Beirut – March Of The Zapotec & Realpeople – Holland


Beirut – March Of The Zapotec EP

Realpeople – Holland EP

(Ba Da Bing Records; released February 17th, 2009)

Wunderkind Zach Condon has been busy. Two full length Beirut records and three EPs prior to the simultaneous release of two new seperate EPs, one under his full-time moniker and another under his electronic side-project Realpeople. One EP is organic and horn-laden, the other is plastic and synth-heavy. Polar opposites that just may work…

Aptly named for its Mexican funeral march feel, March Of The Zapotec was recorded with the help of a nineteen piece band, The Jimenez Band hailing from the state of Oaxaca. Inspired by Condon‘s recent visit there as well as the Oaxacan/Zapotecan tradition of burying their dead with all their valuables, this EP is rife with the imagery and native folklore- the track La Llorona, (Spanish for “weeping woman”) is loosely based on the similar tale told throughout the Hispanic world. Strangely, if not timely, it mirrors the Casey Anthony saga currently in the news; mother kills her whining children in order to go to more fiestas to win the attention of a rich and handsome nobleman who wants nothing to do with raising someone else’s children. After killing her babies, stuffing them in a sack and throwing their bodies in a river, she tells the man she is now free of any obligations. He is horrified and rebukes her advances. She goes to the river and drowns herself. After dying, she is judged by God Almighty to spend the rest of her eternal afterlife looking for the bodies of her children. The woman’s spirit now roams the earth’s rivers looking for her children’s bodies, weeping. I swear I can’t make this shit up- history has that uncanny knack of repeating itself tragically when one is completely ignorant of it.

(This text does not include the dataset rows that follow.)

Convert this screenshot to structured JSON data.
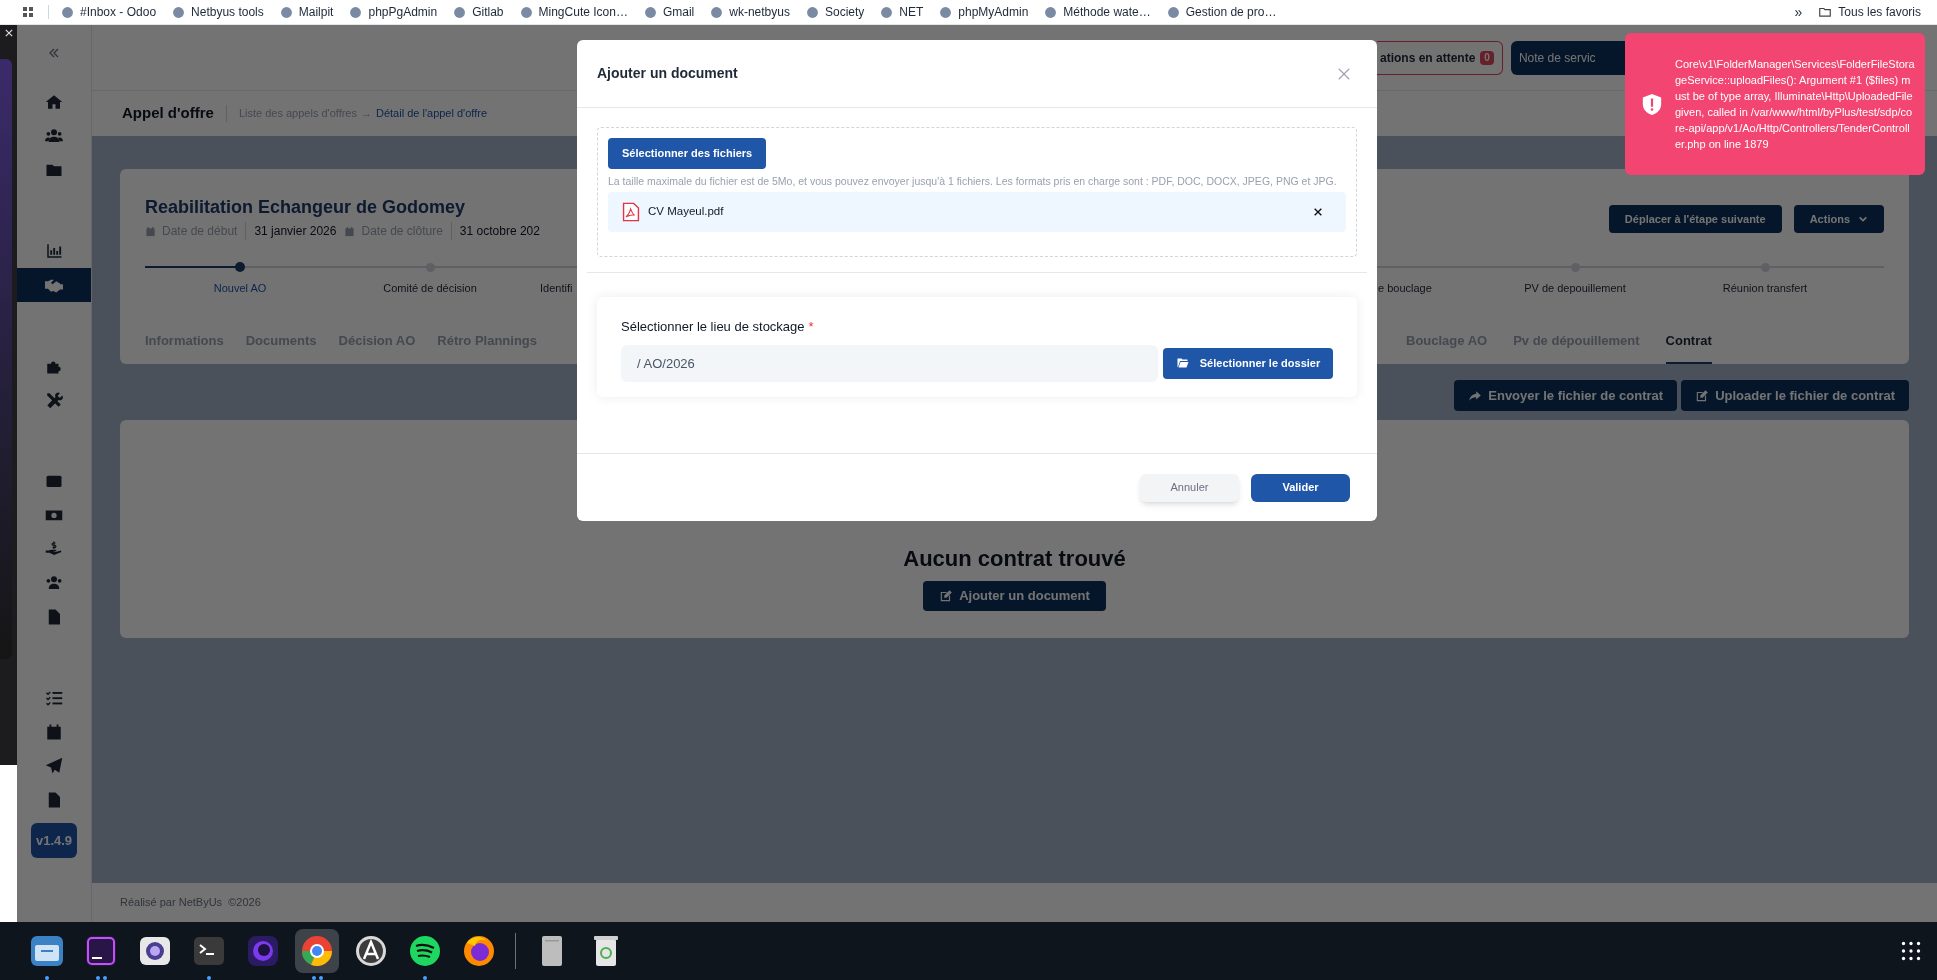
{
  "bookmarks_bar": {
    "items": [
      {
        "label": "#Inbox - Odoo"
      },
      {
        "label": "Netbyus tools"
      },
      {
        "label": "Mailpit"
      },
      {
        "label": "phpPgAdmin"
      },
      {
        "label": "Gitlab"
      },
      {
        "label": "MingCute Icon…"
      },
      {
        "label": "Gmail"
      },
      {
        "label": "wk-netbyus"
      },
      {
        "label": "Society"
      },
      {
        "label": "NET"
      },
      {
        "label": "phpMyAdmin"
      },
      {
        "label": "Méthode wate…"
      },
      {
        "label": "Gestion de pro…"
      }
    ],
    "more": "»",
    "all_bookmarks": "Tous les favoris"
  },
  "sidebar": {
    "groups": [
      {
        "items": [
          {
            "selected": false
          },
          {
            "selected": false
          },
          {
            "selected": false
          }
        ]
      },
      {
        "items": [
          {
            "selected": false
          },
          {
            "selected": true
          }
        ]
      },
      {
        "items": [
          {
            "selected": false
          },
          {
            "selected": false
          }
        ]
      },
      {
        "items": [
          {
            "selected": false
          },
          {
            "selected": false
          },
          {
            "selected": false
          },
          {
            "selected": false
          },
          {
            "selected": false
          }
        ]
      },
      {
        "items": [
          {
            "selected": false
          },
          {
            "selected": false
          },
          {
            "selected": false
          },
          {
            "selected": false
          }
        ]
      }
    ],
    "version": "v1.4.9"
  },
  "header": {
    "pending_button": {
      "label": "ations en attente",
      "badge": "0"
    },
    "note_button": {
      "label": "Note de servic"
    }
  },
  "breadcrumb": {
    "title": "Appel d'offre",
    "items": [
      "Liste des appels d'offres",
      "Détail de l'appel d'offre"
    ],
    "separator": "→"
  },
  "tender": {
    "title": "Reabilitation Echangeur de Godomey",
    "dates": [
      {
        "label": "Date de début",
        "value": "31 janvier 2026"
      },
      {
        "label": "Date de clôture",
        "value": "31 octobre 202"
      }
    ],
    "actions": [
      {
        "label": "Déplacer à l'étape suivante",
        "dropdown": false
      },
      {
        "label": "Actions",
        "dropdown": true
      }
    ],
    "progress": {
      "level": 0.055
    },
    "steps_left": [
      {
        "label": "Nouvel AO",
        "kind": "full",
        "current": true
      },
      {
        "label": "Comité de décision",
        "kind": "full",
        "current": false
      },
      {
        "label": "Identifi",
        "kind": "cut"
      }
    ],
    "steps_right": [
      {
        "label": "e bouclage",
        "kind": "cut"
      },
      {
        "label": "PV de depouillement",
        "kind": "full",
        "current": false
      },
      {
        "label": "Réunion transfert",
        "kind": "full",
        "current": false
      }
    ],
    "tabs_left": [
      {
        "label": "Informations",
        "selected": false
      },
      {
        "label": "Documents",
        "selected": false
      },
      {
        "label": "Décision AO",
        "selected": false
      },
      {
        "label": "Rétro Plannings",
        "selected": false
      }
    ],
    "tabs_right": [
      {
        "label": "Bouclage AO",
        "selected": false
      },
      {
        "label": "Pv de dépouillement",
        "selected": false
      },
      {
        "label": "Contrat",
        "selected": true
      }
    ]
  },
  "contract_buttons": [
    "Envoyer le fichier de contrat",
    "Uploader le fichier de contrat"
  ],
  "empty_state": {
    "message": "Aucun contrat trouvé",
    "button": "Ajouter un document"
  },
  "footer": "Réalisé par NetByUs  ©2026",
  "modal": {
    "title": "Ajouter un document",
    "select_files_button": "Sélectionner des fichiers",
    "help_text": "La taille maximale du fichier est de 5Mo, et vous pouvez envoyer jusqu'à 1 fichiers. Les formats pris en charge sont : PDF, DOC, DOCX, JPEG, PNG et JPG.",
    "files": [
      {
        "name": "CV Mayeul.pdf"
      }
    ],
    "storage": {
      "label": "Sélectionner le lieu de stockage",
      "required_mark": "*",
      "value": "/ AO/2026",
      "button": "Sélectionner le dossier"
    },
    "buttons": [
      {
        "label": "Annuler",
        "kind": "secondary"
      },
      {
        "label": "Valider",
        "kind": "primary"
      }
    ]
  },
  "toast": {
    "message": "Core\\v1\\FolderManager\\Services\\FolderFileStorageService::uploadFiles(): Argument #1 ($files) must be of type array, Illuminate\\Http\\UploadedFile given, called in /var/www/html/byPlus/test/sdp/core-api/app/v1/Ao/Http/Controllers/TenderController.php on line 1879"
  },
  "dock": {
    "items": [
      {
        "running": true,
        "multiple": false,
        "selected": false
      },
      {
        "running": true,
        "multiple": true,
        "selected": false
      },
      {
        "selected": false
      },
      {
        "running": true,
        "multiple": false,
        "selected": false
      },
      {
        "selected": false
      },
      {
        "running": true,
        "multiple": true,
        "selected": true
      },
      {
        "selected": false
      },
      {
        "running": true,
        "multiple": false,
        "selected": false
      },
      {
        "selected": false
      },
      {
        "selected": false
      },
      {
        "selected": false
      }
    ]
  }
}
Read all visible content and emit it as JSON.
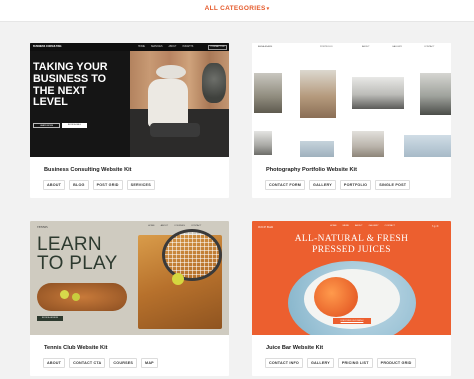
{
  "filter": {
    "label": "ALL CATEGORIES",
    "caret": "▾"
  },
  "cards": [
    {
      "title": "Business Consulting Website Kit",
      "tags": [
        "ABOUT",
        "BLOG",
        "POST GRID",
        "SERVICES"
      ],
      "preview": {
        "logo": "BUSINESS CONSULTING",
        "nav": [
          "HOME",
          "SERVICES",
          "ABOUT",
          "INSIGHTS",
          "CONTACT US"
        ],
        "hero": "TAKING YOUR BUSINESS TO THE NEXT LEVEL",
        "btn1": "LEARN MORE",
        "btn2": "BOOK A CALL"
      }
    },
    {
      "title": "Photography Portfolio Website Kit",
      "tags": [
        "CONTACT FORM",
        "GALLERY",
        "PORTFOLIO",
        "SINGLE POST"
      ],
      "preview": {
        "logo": "ANNA ADAMS",
        "nav": [
          "PORTFOLIO",
          "ABOUT",
          "GALLERY",
          "CONTACT"
        ]
      }
    },
    {
      "title": "Tennis Club Website Kit",
      "tags": [
        "ABOUT",
        "CONTACT CTA",
        "COURSES",
        "MAP"
      ],
      "preview": {
        "logo": "TENNIS",
        "nav": [
          "HOME",
          "ABOUT",
          "COURSES",
          "CONTACT"
        ],
        "hero_line1": "LEARN",
        "hero_line2": "TO PLAY",
        "btn": "BOOK A LESSON"
      }
    },
    {
      "title": "Juice Bar Website Kit",
      "tags": [
        "CONTACT INFO",
        "GALLERY",
        "PRICING LIST",
        "PRODUCT GRID"
      ],
      "preview": {
        "logo": "JUICE BAR",
        "nav": [
          "HOME",
          "MENU",
          "ABOUT",
          "GALLERY",
          "CONTACT"
        ],
        "social": "f ◎ ✆",
        "hero_line1": "ALL-NATURAL & FRESH",
        "hero_line2": "PRESSED JUICES",
        "btn": "DISCOVER OUR MENU"
      }
    }
  ],
  "colors": {
    "accent": "#e55a2b",
    "juice_bg": "#ec5f2f",
    "tennis_bg": "#cfcbc0",
    "business_bg": "#151515"
  }
}
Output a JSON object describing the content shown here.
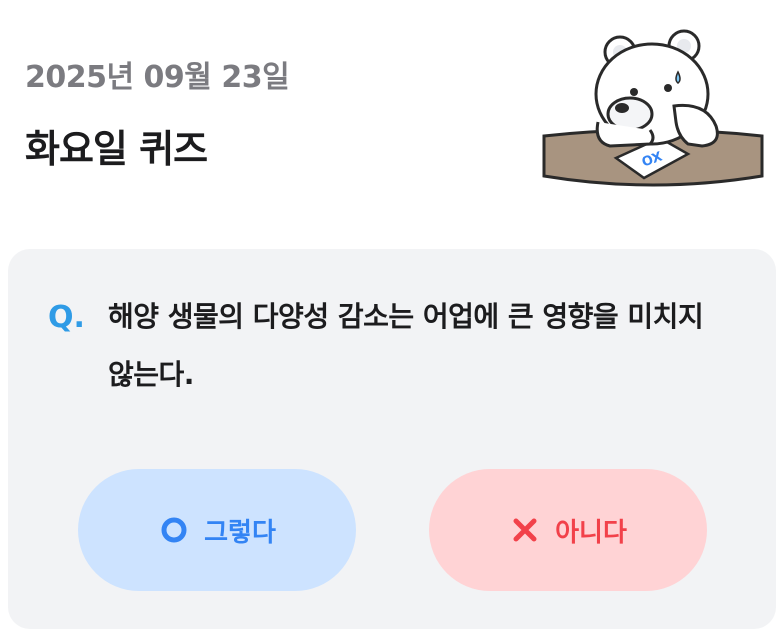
{
  "header": {
    "date": "2025년 09월 23일",
    "title": "화요일 퀴즈"
  },
  "quiz": {
    "q_marker": "Q.",
    "question": "해양 생물의 다양성 감소는 어업에 큰 영향을 미치지 않는다.",
    "answers": {
      "yes": {
        "label": "그렇다",
        "icon": "circle-o-icon",
        "color": "#3384f4",
        "background": "#cde3ff"
      },
      "no": {
        "label": "아니다",
        "icon": "x-cross-icon",
        "color": "#f2414a",
        "background": "#ffd3d5"
      }
    }
  },
  "mascot": {
    "name": "polar-bear-mascot-icon",
    "paper_text": "OX"
  },
  "colors": {
    "accent_blue": "#2f9be6",
    "card_bg": "#f2f3f5",
    "date_gray": "#7b7b80"
  }
}
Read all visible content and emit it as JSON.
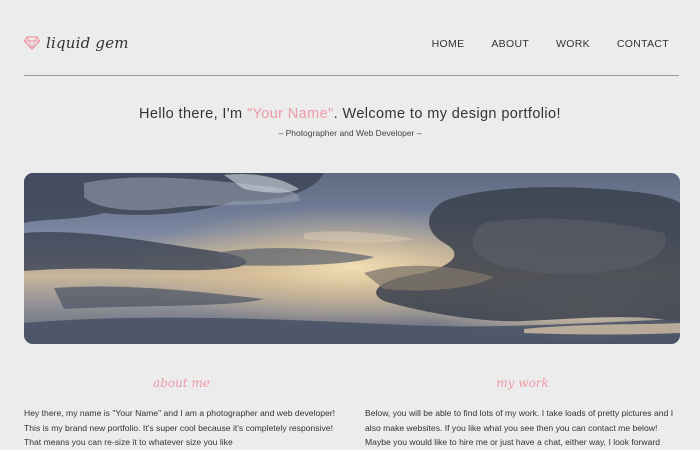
{
  "brand": {
    "logo_text": "liquid gem",
    "accent": "#ec9aa6"
  },
  "nav": {
    "items": [
      {
        "label": "HOME"
      },
      {
        "label": "ABOUT"
      },
      {
        "label": "WORK"
      },
      {
        "label": "CONTACT"
      }
    ]
  },
  "intro": {
    "heading_prefix": "Hello there, I'm ",
    "heading_name": "\"Your Name\"",
    "heading_suffix": ". Welcome to my design portfolio!",
    "tagline": "– Photographer and Web Developer –"
  },
  "sections": {
    "about": {
      "title": "about me",
      "body": "Hey there, my name is \"Your Name\" and I am a photographer and web developer! This is my brand new portfolio. It's super cool because it's completely responsive! That means you can re-size it to whatever size you like"
    },
    "work": {
      "title": "my work",
      "body": "Below, you will be able to find lots of my work. I take loads of pretty pictures and I also make websites. If you like what you see then you can contact me below! Maybe you would like to hire me or just have a chat, either way, I look forward"
    }
  }
}
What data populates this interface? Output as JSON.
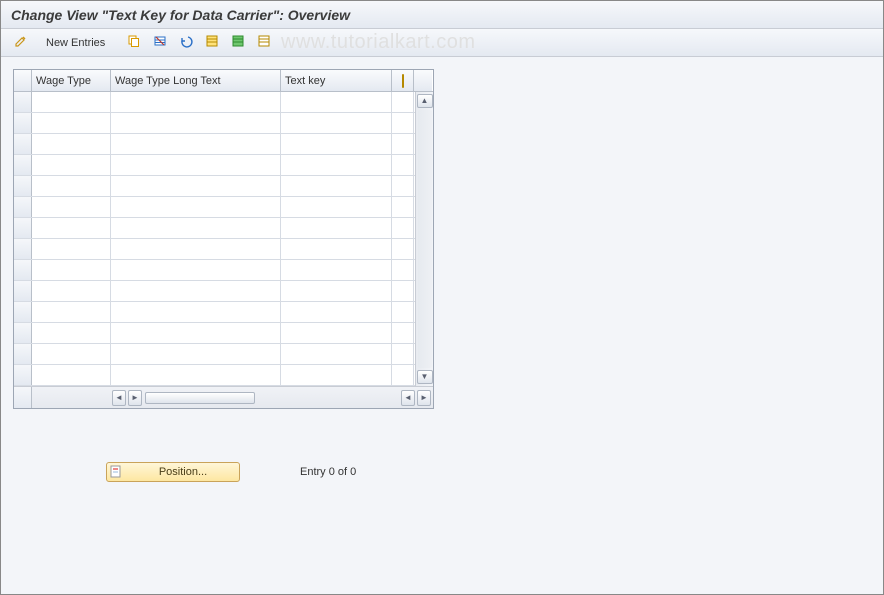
{
  "header": {
    "title": "Change View \"Text Key for Data Carrier\": Overview"
  },
  "toolbar": {
    "icons": {
      "pen": "pen-icon",
      "copy": "copy-icon",
      "delete": "delete-row-icon",
      "undo": "undo-icon",
      "select_all": "select-all-icon",
      "select_block": "select-block-icon",
      "deselect_all": "deselect-all-icon"
    },
    "new_entries_label": "New Entries"
  },
  "watermark": "www.tutorialkart.com",
  "table": {
    "columns": [
      "Wage Type",
      "Wage Type Long Text",
      "Text key"
    ],
    "settings_icon": "table-settings-icon",
    "row_count": 14,
    "rows": [
      {
        "wage_type": "",
        "long_text": "",
        "text_key": ""
      },
      {
        "wage_type": "",
        "long_text": "",
        "text_key": ""
      },
      {
        "wage_type": "",
        "long_text": "",
        "text_key": ""
      },
      {
        "wage_type": "",
        "long_text": "",
        "text_key": ""
      },
      {
        "wage_type": "",
        "long_text": "",
        "text_key": ""
      },
      {
        "wage_type": "",
        "long_text": "",
        "text_key": ""
      },
      {
        "wage_type": "",
        "long_text": "",
        "text_key": ""
      },
      {
        "wage_type": "",
        "long_text": "",
        "text_key": ""
      },
      {
        "wage_type": "",
        "long_text": "",
        "text_key": ""
      },
      {
        "wage_type": "",
        "long_text": "",
        "text_key": ""
      },
      {
        "wage_type": "",
        "long_text": "",
        "text_key": ""
      },
      {
        "wage_type": "",
        "long_text": "",
        "text_key": ""
      },
      {
        "wage_type": "",
        "long_text": "",
        "text_key": ""
      },
      {
        "wage_type": "",
        "long_text": "",
        "text_key": ""
      }
    ]
  },
  "footer": {
    "position_label": "Position...",
    "entry_text": "Entry 0 of 0"
  }
}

The opening track, El Zocalo, is the informal name of the main plaza in Mexico City. It sounds like a field recording, maybe something you’d hear as you passed the throngs of horn players gathered there in reveille one afternoon. It’s a short, half-minute burst of celebration, introducing the album warmly to the listener’s ears.

My Wife is an instrumental, and its tone is waltz-like; Condon can’t shake his eastern-European leanings just yet- which makes for an interesting study in an increasingly globalizing world- think of it as Beirut‘s one-world philosophy; I think one thing Condon can say through his music is that we’re all basically the same. If indie hipsters can like the sort of music inspired by the clash of the Industrial Revolution and the Ottoman Empire, so be it.

The Akara is the one song that’s heavy on the ukelele; after a horn intro the entire song revolves around a strummed progression of B-flat minor, F-minor and C-major. Just in case you own a uke and want to play along (or happen to be a music geek) I mention the chord structure because it’s a very signature style of Condon‘s music- heavy on progressions with the exposition of a minor chord (here a flat) towards resolving itself on a major chord.

The EP ends with The Shrew, a rhythmic oompah-burdened hymnal that culminates in a frantic rush towards a relaxed flourish, ending the mini-album all too soon. If there’s anything that Beirut is good at, it’s making the listener want more.

Realpeople‘s Holland EP is an exercise in fun, taking Condon to explore FruityLoops and other beats-and-synth music production software. Not too unlike his Pompeii EP, recorded before Gulag Orkestar was released in 2006- maybe this side-project was in response to touring Europe, spending lots of time in all-night discotheques (where he was treated in a French hospital for “extreme exhaustion”; which everyone knows is music biz code for “totally fucking piss drunk every night, not sleeping, probably eating pills, then travelling, eating poorly, playing gigs and a possible bout with a severe case of penicillin-resistant venereal disease”)…

…which would be the necessary ingredients for any “good” electronic album.

Case in point: the opening track is called My Night With The Prostitute From Marseille. Another song about Venice, and another entitled No Dice– hit the tables in Monte Carlo, did we Mr. Condon? Even if you lost big, you’re still a winner; 22 years old and already you have dual careerist aspirations. By night you’re in a critically acclaimed band that pays heavy homage to Romanian folk music, and later that same night you’re in a nearby club on the turntables and laptop in the chill-out room, banging out slow-churning make-out tunes.

How’d you do that?


March Of The Zapotec

1. El Zocalo

2. La Llorona

3. My Wife

4. The Akara

5. On A Bayonet

6. The Shrew

Realpeople – Holland

1. My Night With The Prostitute From Marseille

2. My Wife, Lost In The Wild

3. Venice

4. The Concubine

5. No Dice